Country music legend Willie Nelson owed $16.7 million in debt to the IRS when he declared bankruptcy in 1990. The government seized his bank accounts and his real estate holding in six states. Nelson didn't lose his sense of humor over the financial debacle, and released a double album called The IRS Tapes: Who'll Buy My Memories. All profits from the album went directly to the IRS. His debts were paid off by 1993. Nelson later sued Price Waterhouse for mishandling his fortune.
This Icelandic former billionaire saw his net worth of $1.1 billion evaporate when he and his son and business partner Thor (former net worth $3.5 billion) got hit by the credit crisis in their country. The father and son partners were major shareholders in a bank (Landsbankin) that went under. When it went down, so did the Gudmundsson's assets. Bjorgolfur Gudmundsson was also suspected of being involved in fraud and embezzlement.
Unitas is a legendary quarterback who was among the top earners in the league. His first contract with the Baltimore Colts in 1956 was $7,000 ($60,000 in today's dollars). His last contract in 1973 with the San Diego Chargers was $250,000 ($1.3 million today) with a $175,000 bonus ($921,812 today). Unitas diversified his money, dabbling in real estate, restaurants, and other industries. By a stroke of really bad luck, each business he invested in failed and he filed for bankruptcy in the early 1990s. When he died 11 years later, there was a lawsuit on his estate due to all the bad debt from the failed businesses.
Interestingly, near the end of his life, Unitas brought media attention to the many permanent physical disabilities that he and his fellow players suffered during their careers before heavy padding and other safety features became popular. Unitas lost almost total use of his right hand, with the middle finger and thumb noticeably disfigured from being repeatedly broken during games.
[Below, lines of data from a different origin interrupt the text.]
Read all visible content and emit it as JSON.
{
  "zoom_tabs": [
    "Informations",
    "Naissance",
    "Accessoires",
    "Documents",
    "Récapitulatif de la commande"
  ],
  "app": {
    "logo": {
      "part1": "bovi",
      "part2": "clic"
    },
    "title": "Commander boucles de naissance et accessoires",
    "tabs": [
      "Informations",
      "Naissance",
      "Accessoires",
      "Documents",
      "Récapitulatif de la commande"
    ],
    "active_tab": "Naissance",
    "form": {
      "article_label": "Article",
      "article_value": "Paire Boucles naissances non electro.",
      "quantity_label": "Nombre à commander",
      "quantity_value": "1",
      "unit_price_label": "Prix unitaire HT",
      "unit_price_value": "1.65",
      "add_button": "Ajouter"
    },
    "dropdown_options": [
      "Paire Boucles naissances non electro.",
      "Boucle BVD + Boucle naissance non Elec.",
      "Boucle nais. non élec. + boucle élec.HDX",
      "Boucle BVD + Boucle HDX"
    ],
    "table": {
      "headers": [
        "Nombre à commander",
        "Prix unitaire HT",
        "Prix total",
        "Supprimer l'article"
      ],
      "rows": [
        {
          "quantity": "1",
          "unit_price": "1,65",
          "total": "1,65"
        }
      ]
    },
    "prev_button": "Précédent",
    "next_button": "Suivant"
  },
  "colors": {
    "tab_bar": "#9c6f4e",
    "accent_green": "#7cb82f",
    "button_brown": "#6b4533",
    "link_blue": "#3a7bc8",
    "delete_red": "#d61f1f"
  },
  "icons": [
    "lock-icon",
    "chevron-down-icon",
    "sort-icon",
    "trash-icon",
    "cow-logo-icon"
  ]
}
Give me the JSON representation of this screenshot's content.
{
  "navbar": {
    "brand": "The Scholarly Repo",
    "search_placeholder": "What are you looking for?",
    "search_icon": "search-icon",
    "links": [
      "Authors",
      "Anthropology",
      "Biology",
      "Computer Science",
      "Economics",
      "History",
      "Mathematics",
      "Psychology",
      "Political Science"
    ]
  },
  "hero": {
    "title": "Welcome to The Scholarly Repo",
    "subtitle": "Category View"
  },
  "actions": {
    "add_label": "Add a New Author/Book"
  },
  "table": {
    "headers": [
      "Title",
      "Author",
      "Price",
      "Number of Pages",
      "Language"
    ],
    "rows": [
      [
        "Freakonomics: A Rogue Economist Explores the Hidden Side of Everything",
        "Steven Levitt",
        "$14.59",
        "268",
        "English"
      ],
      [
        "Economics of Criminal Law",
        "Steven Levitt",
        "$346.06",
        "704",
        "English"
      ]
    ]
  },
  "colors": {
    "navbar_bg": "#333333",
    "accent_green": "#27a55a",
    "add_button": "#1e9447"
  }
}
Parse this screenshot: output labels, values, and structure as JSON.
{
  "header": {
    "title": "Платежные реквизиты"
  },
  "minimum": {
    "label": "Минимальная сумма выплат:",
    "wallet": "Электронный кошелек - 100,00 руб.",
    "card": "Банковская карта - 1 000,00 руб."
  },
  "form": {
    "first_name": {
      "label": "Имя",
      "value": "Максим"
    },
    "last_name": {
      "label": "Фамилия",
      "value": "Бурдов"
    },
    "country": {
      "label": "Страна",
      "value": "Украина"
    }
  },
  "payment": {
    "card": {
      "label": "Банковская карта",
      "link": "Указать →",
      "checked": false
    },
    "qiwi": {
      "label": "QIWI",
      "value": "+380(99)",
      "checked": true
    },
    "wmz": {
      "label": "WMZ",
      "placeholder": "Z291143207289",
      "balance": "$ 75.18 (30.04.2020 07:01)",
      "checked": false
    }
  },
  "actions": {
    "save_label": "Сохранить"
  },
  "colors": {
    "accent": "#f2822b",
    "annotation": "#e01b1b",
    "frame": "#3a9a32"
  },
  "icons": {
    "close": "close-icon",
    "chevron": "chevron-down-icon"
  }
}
Scott Eyre is a former MLB pitcher for the Chicago White Sox and Cubs, Toronto Blue Jays, San Francisco Giants, and Philadelphia Phillies. He was a part of the 2008 World Series Phillies team. Eyre was a victim of Allen Stanford's fraudulent billion-dollar scheme. He invested with Stanford and lost almost all of his money as a result. In 2009 Eyre admitted that he was broke and had to receive an advance on his salary from the Phillies.
Bonus: Kim Dotcom
Kim Dotcom was born Kim Schmitz in 1974. He is also known as Kimble, and Kim Tim Jim Vestor. He is a German-Finnish Internet entrepreneur, businessman, and hacker currently residing in New Zealand. He is the founder of Megaupload, as well as its successor site, Mega. Megaupload was an online file sharing service that tread the line on copyright infringement—and wasn't always on the right side of that line. In the 90s, Dotcom was charged with insider trading, embezzlement, and computer fraud. Today Dotcom is accused of causing $500 million worth of losses to the entertainment industry by enabling pirated content to be uploaded to his website. Megaupload had 150 million registered users before the FBI shut it down during a raid in 2012. The government effectively destroyed Megaupload's entire business with one flip of a switch. Dotcom is still fighting the U.S.'s attempts to extradite him and trying to revive his business empire. His latest endeavor, Mega, is a cloud storage service that uses sophisticated encryption to protect users from the government invasion of privacy.